[Data excerpts]
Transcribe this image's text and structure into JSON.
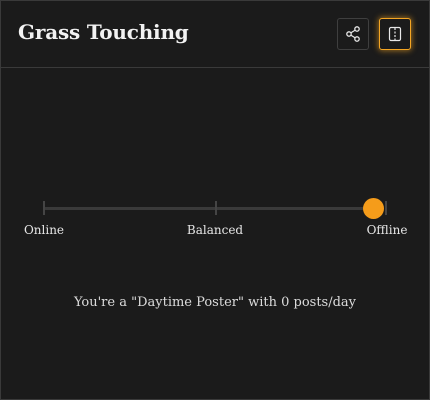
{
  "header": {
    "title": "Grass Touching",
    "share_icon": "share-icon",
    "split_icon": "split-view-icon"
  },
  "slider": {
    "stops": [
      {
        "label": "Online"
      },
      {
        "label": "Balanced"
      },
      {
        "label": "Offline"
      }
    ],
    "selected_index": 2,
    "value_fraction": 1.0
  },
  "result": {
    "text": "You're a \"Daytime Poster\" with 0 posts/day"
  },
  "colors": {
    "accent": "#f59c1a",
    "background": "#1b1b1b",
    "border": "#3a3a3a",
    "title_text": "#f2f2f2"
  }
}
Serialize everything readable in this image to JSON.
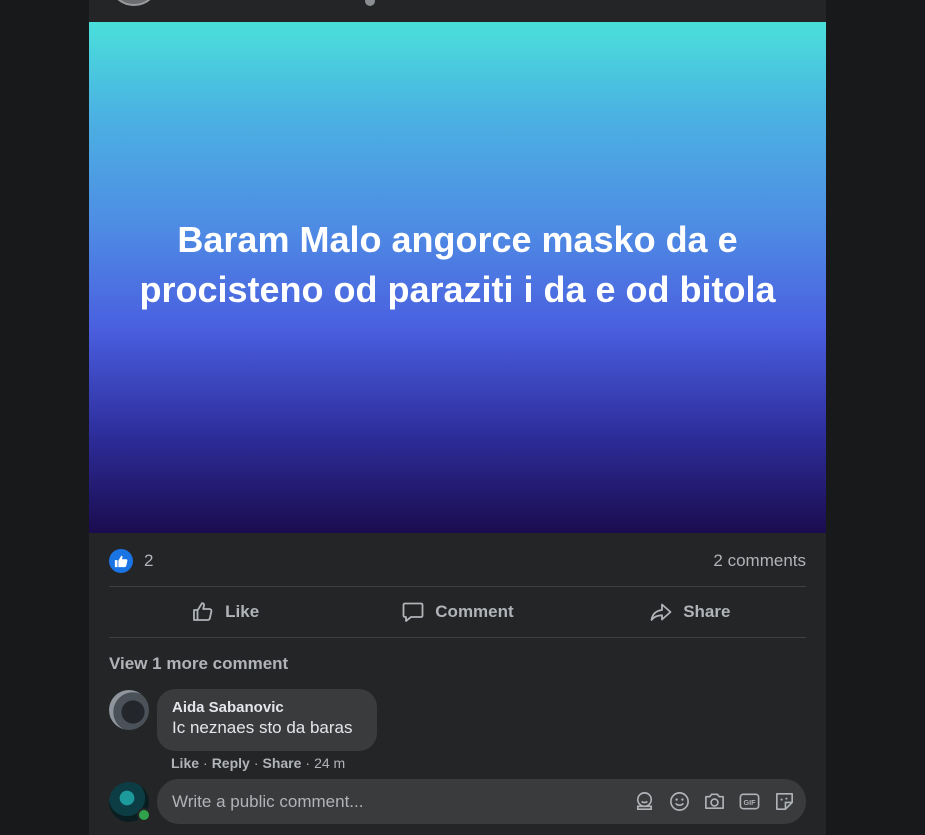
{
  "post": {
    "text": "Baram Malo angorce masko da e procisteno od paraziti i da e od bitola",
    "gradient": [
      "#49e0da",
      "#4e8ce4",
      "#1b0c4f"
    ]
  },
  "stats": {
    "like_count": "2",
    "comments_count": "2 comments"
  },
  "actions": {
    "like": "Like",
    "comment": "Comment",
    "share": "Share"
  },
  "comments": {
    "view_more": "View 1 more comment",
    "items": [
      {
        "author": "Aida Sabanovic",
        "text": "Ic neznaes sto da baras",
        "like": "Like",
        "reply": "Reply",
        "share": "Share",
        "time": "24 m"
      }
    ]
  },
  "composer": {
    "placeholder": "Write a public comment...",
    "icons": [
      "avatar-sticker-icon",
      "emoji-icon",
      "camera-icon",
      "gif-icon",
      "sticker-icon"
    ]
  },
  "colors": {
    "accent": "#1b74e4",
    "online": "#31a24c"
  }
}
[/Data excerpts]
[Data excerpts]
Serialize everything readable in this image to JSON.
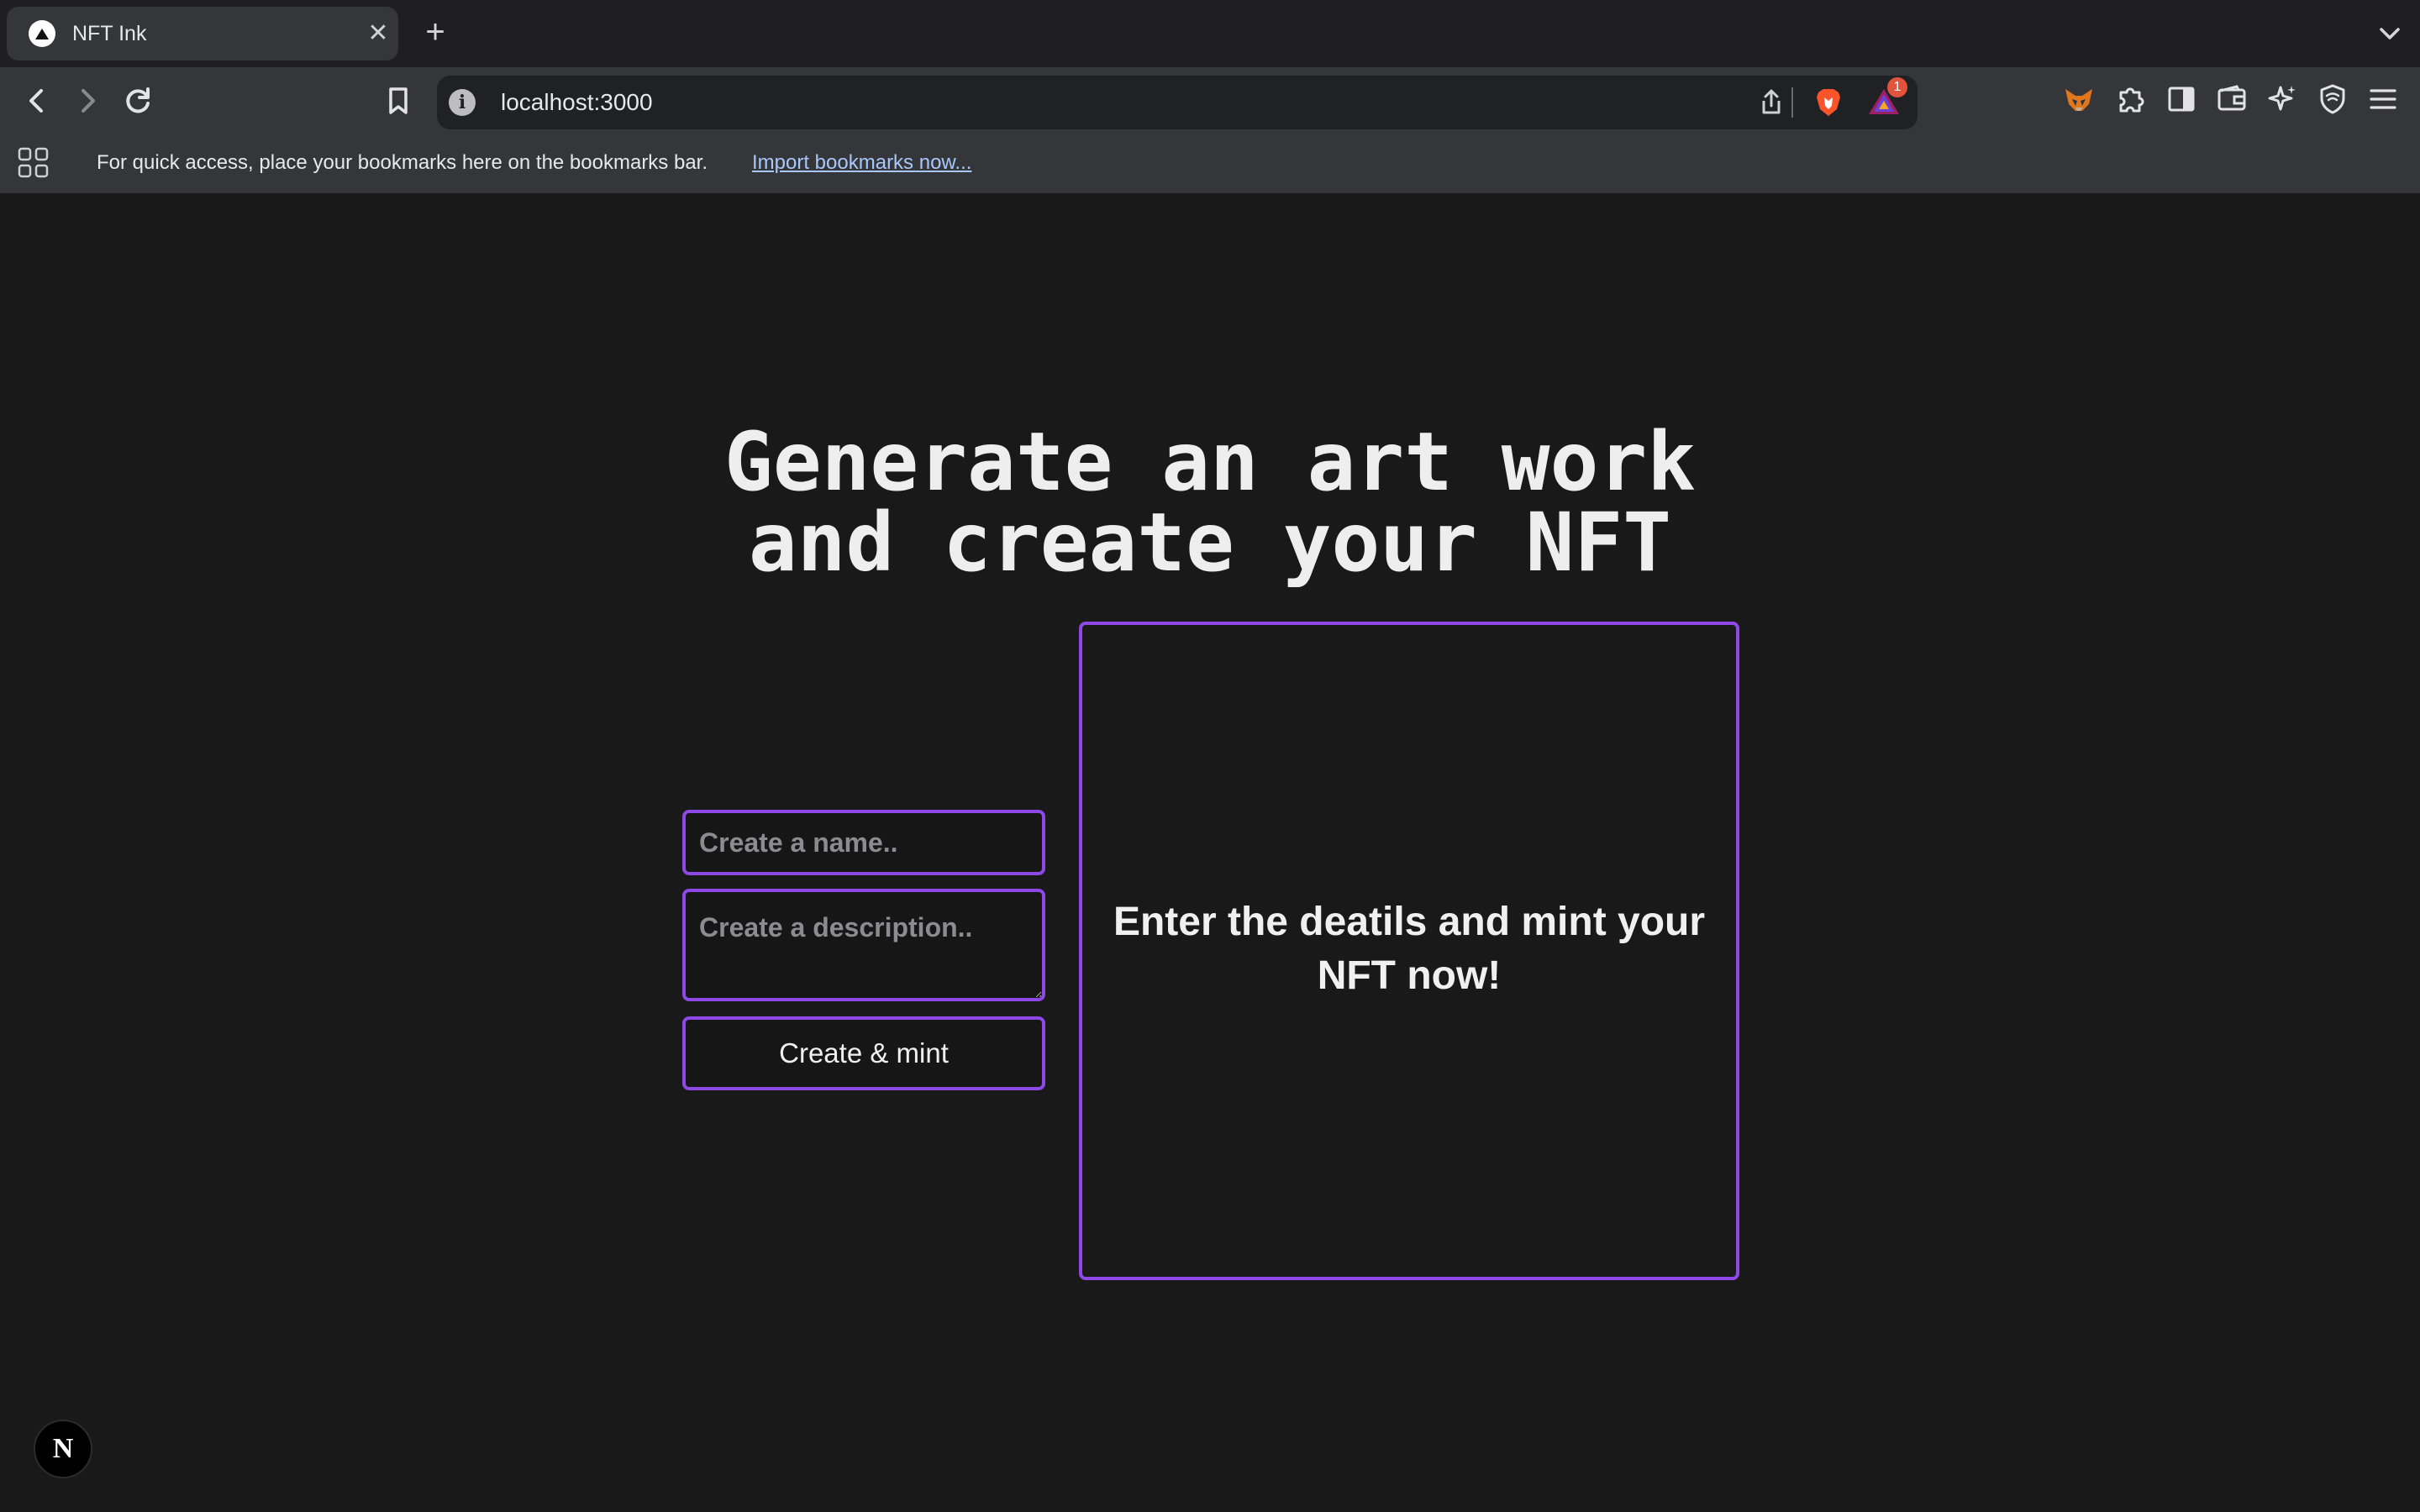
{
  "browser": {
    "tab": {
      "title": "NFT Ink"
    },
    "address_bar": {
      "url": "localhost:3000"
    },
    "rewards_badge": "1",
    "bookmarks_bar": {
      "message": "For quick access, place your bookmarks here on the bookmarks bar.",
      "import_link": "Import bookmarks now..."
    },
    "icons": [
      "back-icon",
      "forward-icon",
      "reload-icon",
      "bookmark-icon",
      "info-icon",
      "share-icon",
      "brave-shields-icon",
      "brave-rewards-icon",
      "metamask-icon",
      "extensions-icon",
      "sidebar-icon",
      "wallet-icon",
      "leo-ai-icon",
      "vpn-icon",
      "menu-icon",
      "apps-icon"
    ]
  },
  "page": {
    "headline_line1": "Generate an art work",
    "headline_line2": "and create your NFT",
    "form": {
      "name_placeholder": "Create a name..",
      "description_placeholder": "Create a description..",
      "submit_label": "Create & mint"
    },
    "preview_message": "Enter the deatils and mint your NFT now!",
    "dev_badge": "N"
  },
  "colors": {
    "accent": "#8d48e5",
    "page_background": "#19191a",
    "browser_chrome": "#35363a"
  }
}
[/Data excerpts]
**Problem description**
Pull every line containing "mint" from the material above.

**Result**
      "submit_label": "Create & mint"
    "preview_message": "Enter the deatils and mint your NFT now!",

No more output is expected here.